------ SOURCE RECORDS ------

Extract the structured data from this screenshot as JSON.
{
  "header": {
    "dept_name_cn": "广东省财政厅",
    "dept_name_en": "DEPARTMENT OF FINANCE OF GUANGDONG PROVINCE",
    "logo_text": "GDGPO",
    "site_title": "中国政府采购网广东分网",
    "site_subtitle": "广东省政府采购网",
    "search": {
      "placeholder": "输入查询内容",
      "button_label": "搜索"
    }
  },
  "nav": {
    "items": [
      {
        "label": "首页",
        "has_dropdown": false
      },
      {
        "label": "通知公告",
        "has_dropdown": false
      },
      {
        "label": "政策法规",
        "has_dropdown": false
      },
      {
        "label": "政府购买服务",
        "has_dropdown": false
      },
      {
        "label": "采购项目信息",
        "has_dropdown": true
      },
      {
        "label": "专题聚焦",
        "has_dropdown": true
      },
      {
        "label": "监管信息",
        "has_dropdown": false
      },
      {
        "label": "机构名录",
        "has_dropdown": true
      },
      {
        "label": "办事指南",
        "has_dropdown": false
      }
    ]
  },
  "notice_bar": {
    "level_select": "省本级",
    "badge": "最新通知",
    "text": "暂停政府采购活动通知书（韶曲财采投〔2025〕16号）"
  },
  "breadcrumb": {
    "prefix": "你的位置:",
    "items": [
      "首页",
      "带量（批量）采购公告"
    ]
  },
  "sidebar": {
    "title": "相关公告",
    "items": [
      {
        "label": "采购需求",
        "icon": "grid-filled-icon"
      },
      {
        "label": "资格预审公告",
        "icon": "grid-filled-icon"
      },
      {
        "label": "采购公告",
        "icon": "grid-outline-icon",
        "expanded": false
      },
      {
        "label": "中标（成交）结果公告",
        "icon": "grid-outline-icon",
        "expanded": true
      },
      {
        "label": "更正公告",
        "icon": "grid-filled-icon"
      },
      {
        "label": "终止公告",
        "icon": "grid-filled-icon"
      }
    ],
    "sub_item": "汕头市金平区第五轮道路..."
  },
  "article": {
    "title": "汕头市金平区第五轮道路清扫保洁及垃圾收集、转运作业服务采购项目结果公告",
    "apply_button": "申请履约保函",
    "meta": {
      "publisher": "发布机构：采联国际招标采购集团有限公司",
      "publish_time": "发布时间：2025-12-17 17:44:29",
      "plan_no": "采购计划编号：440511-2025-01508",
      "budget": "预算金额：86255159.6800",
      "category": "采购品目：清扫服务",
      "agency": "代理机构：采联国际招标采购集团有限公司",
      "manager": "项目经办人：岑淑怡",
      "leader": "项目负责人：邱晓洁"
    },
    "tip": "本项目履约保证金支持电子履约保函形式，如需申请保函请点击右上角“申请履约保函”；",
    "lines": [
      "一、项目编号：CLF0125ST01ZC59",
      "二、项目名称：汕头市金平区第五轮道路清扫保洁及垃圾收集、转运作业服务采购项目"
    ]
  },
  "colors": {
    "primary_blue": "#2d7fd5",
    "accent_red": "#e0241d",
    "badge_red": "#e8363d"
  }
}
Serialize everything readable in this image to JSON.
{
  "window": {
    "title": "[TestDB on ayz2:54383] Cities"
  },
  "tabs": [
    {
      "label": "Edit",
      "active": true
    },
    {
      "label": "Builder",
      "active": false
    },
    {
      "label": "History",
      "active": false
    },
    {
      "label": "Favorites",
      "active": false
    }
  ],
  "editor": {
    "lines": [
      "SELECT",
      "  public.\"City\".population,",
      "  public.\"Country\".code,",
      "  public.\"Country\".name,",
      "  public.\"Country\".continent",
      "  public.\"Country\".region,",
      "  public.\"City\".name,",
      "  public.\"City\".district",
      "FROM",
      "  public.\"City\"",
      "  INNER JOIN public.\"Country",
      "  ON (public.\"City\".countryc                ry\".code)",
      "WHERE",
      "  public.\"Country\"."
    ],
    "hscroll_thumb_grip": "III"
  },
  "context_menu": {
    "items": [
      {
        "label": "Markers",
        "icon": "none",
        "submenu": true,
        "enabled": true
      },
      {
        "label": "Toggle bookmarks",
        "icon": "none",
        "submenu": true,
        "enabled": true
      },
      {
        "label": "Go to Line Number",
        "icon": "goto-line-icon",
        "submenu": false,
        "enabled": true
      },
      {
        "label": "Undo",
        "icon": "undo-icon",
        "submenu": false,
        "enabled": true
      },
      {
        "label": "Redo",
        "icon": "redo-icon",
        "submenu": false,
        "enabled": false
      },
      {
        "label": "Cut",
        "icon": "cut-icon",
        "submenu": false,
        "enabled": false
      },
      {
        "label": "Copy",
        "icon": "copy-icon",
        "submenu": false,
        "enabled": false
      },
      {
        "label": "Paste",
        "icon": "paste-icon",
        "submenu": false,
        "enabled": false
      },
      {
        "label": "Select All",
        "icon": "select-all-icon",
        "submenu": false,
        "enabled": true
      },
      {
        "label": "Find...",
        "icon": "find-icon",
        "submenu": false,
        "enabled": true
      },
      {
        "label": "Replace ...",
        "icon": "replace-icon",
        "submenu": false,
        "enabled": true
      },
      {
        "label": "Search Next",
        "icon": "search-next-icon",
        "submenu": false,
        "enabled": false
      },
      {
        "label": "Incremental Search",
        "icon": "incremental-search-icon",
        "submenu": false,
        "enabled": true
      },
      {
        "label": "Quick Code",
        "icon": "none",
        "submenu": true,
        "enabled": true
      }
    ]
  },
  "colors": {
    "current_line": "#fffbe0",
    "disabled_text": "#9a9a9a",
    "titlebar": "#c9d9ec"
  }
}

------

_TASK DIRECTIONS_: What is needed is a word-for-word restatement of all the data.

_REPLY TO THE EXERCISE_:
Extract the structured data from this screenshot as JSON.
{
  "header": {
    "dept_name_cn": "广东省财政厅",
    "dept_name_en": "DEPARTMENT OF FINANCE OF GUANGDONG PROVINCE",
    "logo_text": "GDGPO",
    "site_title": "中国政府采购网广东分网",
    "site_subtitle": "广东省政府采购网",
    "search": {
      "placeholder": "输入查询内容",
      "button_label": "搜索"
    }
  },
  "nav": {
    "items": [
      {
        "label": "首页",
        "has_dropdown": false
      },
      {
        "label": "通知公告",
        "has_dropdown": false
      },
      {
        "label": "政策法规",
        "has_dropdown": false
      },
      {
        "label": "政府购买服务",
        "has_dropdown": false
      },
      {
        "label": "采购项目信息",
        "has_dropdown": true
      },
      {
        "label": "专题聚焦",
        "has_dropdown": true
      },
      {
        "label": "监管信息",
        "has_dropdown": false
      },
      {
        "label": "机构名录",
        "has_dropdown": true
      },
      {
        "label": "办事指南",
        "has_dropdown": false
      }
    ]
  },
  "notice_bar": {
    "level_select": "省本级",
    "badge": "最新通知",
    "text": "暂停政府采购活动通知书（韶曲财采投〔2025〕16号）"
  },
  "breadcrumb": {
    "prefix": "你的位置:",
    "items": [
      "首页",
      "带量（批量）采购公告"
    ]
  },
  "sidebar": {
    "title": "相关公告",
    "items": [
      {
        "label": "采购需求",
        "icon": "grid-filled-icon"
      },
      {
        "label": "资格预审公告",
        "icon": "grid-filled-icon"
      },
      {
        "label": "采购公告",
        "icon": "grid-outline-icon",
        "expanded": false
      },
      {
        "label": "中标（成交）结果公告",
        "icon": "grid-outline-icon",
        "expanded": true
      },
      {
        "label": "更正公告",
        "icon": "grid-filled-icon"
      },
      {
        "label": "终止公告",
        "icon": "grid-filled-icon"
      }
    ],
    "sub_item": "汕头市金平区第五轮道路..."
  },
  "article": {
    "title": "汕头市金平区第五轮道路清扫保洁及垃圾收集、转运作业服务采购项目结果公告",
    "apply_button": "申请履约保函",
    "meta": {
      "publisher": "发布机构：采联国际招标采购集团有限公司",
      "publish_time": "发布时间：2025-12-17 17:44:29",
      "plan_no": "采购计划编号：440511-2025-01508",
      "budget": "预算金额：86255159.6800",
      "category": "采购品目：清扫服务",
      "agency": "代理机构：采联国际招标采购集团有限公司",
      "manager": "项目经办人：岑淑怡",
      "leader": "项目负责人：邱晓洁"
    },
    "tip": "本项目履约保证金支持电子履约保函形式，如需申请保函请点击右上角“申请履约保函”；",
    "lines": [
      "一、项目编号：CLF0125ST01ZC59",
      "二、项目名称：汕头市金平区第五轮道路清扫保洁及垃圾收集、转运作业服务采购项目"
    ]
  },
  "colors": {
    "primary_blue": "#2d7fd5",
    "accent_red": "#e0241d",
    "badge_red": "#e8363d"
  }
}
Serialize everything readable in this image to JSON.
{
  "window": {
    "title": "[TestDB on ayz2:54383] Cities"
  },
  "tabs": [
    {
      "label": "Edit",
      "active": true
    },
    {
      "label": "Builder",
      "active": false
    },
    {
      "label": "History",
      "active": false
    },
    {
      "label": "Favorites",
      "active": false
    }
  ],
  "editor": {
    "lines": [
      "SELECT",
      "  public.\"City\".population,",
      "  public.\"Country\".code,",
      "  public.\"Country\".name,",
      "  public.\"Country\".continent",
      "  public.\"Country\".region,",
      "  public.\"City\".name,",
      "  public.\"City\".district",
      "FROM",
      "  public.\"City\"",
      "  INNER JOIN public.\"Country",
      "  ON (public.\"City\".countryc                ry\".code)",
      "WHERE",
      "  public.\"Country\"."
    ],
    "hscroll_thumb_grip": "III"
  },
  "context_menu": {
    "items": [
      {
        "label": "Markers",
        "icon": "none",
        "submenu": true,
        "enabled": true
      },
      {
        "label": "Toggle bookmarks",
        "icon": "none",
        "submenu": true,
        "enabled": true
      },
      {
        "label": "Go to Line Number",
        "icon": "goto-line-icon",
        "submenu": false,
        "enabled": true
      },
      {
        "label": "Undo",
        "icon": "undo-icon",
        "submenu": false,
        "enabled": true
      },
      {
        "label": "Redo",
        "icon": "redo-icon",
        "submenu": false,
        "enabled": false
      },
      {
        "label": "Cut",
        "icon": "cut-icon",
        "submenu": false,
        "enabled": false
      },
      {
        "label": "Copy",
        "icon": "copy-icon",
        "submenu": false,
        "enabled": false
      },
      {
        "label": "Paste",
        "icon": "paste-icon",
        "submenu": false,
        "enabled": false
      },
      {
        "label": "Select All",
        "icon": "select-all-icon",
        "submenu": false,
        "enabled": true
      },
      {
        "label": "Find...",
        "icon": "find-icon",
        "submenu": false,
        "enabled": true
      },
      {
        "label": "Replace ...",
        "icon": "replace-icon",
        "submenu": false,
        "enabled": true
      },
      {
        "label": "Search Next",
        "icon": "search-next-icon",
        "submenu": false,
        "enabled": false
      },
      {
        "label": "Incremental Search",
        "icon": "incremental-search-icon",
        "submenu": false,
        "enabled": true
      },
      {
        "label": "Quick Code",
        "icon": "none",
        "submenu": true,
        "enabled": true
      }
    ]
  },
  "colors": {
    "current_line": "#fffbe0",
    "disabled_text": "#9a9a9a",
    "titlebar": "#c9d9ec"
  }
}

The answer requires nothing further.